180px-Yigal_Allon3. World War II broke out. In 1941, Allon became one of the founding members of the Palmach, the elite strike force of the Haganah. In 1941-2, he was a scout with the British forces against the Vichy French in Syria and Lebanon. In 1945, he became Commander-in-Chief of the Palmach. In 1947, he approved an attack on the village of al Khisar in which homes were destroyed and civilians killed.

4. In June 1948, following the establishment of the State of Israel, he commanded the troops ordered to shell the vessel Altalena in Ben-Gurion’s confrontation with the Irgun.

5. That same year, in the Israeli War of Independence, Allon led several operations on all three fronts – the Galilee, the Center and the Negev – driving out the invading Arab armies and capturing many prisoners of war. He retired from active service in 1950.

6. He studied at the Hebrew University and at St. Anthony’s College, Oxford, reading philosophy and history. He became prominent in the Ahdut HaAvodah (Labor Unity) party and in 1955 was elected for the first time to the Knesset. He was to serve until his death twenty-five years later.

7. He held many prominent portfolios in the cabinets of David Ben-Gurion, Levi Eshkol and Golda Meir. From 1961-7 he served as Minister of Labor; from 1967-9, Deputy Prime Minister and Minister of Immigrant Absorption; interim Prime Minister, briefly, in February-March, 1969; Deputy Prime Minister and Minister of Education and Culture, 1969-74; Minister of Foreign Affairs, 1974-77.

220px-Yigal_alon8. He was the architect of the Allon Plan, a proposal to end the Israeli occupation of the West Bank by negotiated partition of the territories between Israel and the Hashemite Kingdom of Jordan, plus a Druze state on the Golan Heights. The plan was presented to the cabinet in July 1967, at the end of the Six-Day War. It was not accepted by Jordan’s King Hussein.

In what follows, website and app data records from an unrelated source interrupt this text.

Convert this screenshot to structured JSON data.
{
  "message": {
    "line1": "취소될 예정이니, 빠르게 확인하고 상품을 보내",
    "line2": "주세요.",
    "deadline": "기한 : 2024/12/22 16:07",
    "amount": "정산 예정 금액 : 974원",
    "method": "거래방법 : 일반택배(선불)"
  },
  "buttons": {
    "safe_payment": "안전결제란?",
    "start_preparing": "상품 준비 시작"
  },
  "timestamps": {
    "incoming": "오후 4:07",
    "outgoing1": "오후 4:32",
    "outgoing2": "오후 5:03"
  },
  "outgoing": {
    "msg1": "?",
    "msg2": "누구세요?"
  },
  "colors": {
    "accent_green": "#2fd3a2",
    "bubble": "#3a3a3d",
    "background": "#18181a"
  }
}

9. In 1974, he served as a member of the Israeli delegation to the separation-of-forces agreements signed with Egypt and Syria.

10. He was Chairman of the World Labor Zionist movement from 1978-80.

11. He authored Shield of David, 1970, an account of the development of Israel’s defense forces; and My Father’s House, 1975, an autobiography. (He is listed, as well, as the author of The Making of Israel’s Army, 1970, but I believe this to be the British edition of Shield of David.)

12. He died unexpectedly of heart failure in February 1980. His funeral was attended by tens of thousands of mourners. President Yitzhak Navon said in his eulogy that Allon dedicated himself to three matters: Israel’s quest for a just, secure peace with its neighbors; strengthening ties with diaspora Jewry; and finding new paths for Israeli youth. He was buried on the shore of Lake Kinneret in the cemetery of Kibbutz Ginosar, where there is a museum named in his memory.

In Tel Aviv, you’ll find Yigal Allon Street just east of the Ayalon River, running north-south in the vicinity of Derech HaShalom. In Safed you’ll find the Yigal Allon Cultural Center, named in his memory.